**Task requirements**
Filter the material below down to the lines with the word "yyyy" and give those lines.

Data extracts START

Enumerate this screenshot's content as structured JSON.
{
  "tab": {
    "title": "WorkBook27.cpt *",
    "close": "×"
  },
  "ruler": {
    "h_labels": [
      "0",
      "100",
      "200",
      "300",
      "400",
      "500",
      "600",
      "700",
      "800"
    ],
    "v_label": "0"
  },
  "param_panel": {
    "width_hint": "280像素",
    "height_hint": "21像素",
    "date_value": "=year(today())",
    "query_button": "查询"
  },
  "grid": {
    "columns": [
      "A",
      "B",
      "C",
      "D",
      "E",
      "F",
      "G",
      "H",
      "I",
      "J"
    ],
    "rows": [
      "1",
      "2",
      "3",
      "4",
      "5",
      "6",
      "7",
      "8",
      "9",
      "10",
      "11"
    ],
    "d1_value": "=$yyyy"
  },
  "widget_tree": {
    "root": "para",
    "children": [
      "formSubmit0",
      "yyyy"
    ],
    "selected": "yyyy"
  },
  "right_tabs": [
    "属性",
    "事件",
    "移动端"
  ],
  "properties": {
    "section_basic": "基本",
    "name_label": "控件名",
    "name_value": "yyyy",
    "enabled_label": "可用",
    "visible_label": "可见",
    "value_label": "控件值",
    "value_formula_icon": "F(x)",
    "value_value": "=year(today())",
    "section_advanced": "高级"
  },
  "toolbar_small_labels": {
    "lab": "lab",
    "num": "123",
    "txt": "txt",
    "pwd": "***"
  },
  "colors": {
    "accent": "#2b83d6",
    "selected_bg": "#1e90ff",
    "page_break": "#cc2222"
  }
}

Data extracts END

**Exercise answer**
    "d1_value": "=$yyyy"
      "yyyy"
    "selected": "yyyy"
    "name_value": "yyyy",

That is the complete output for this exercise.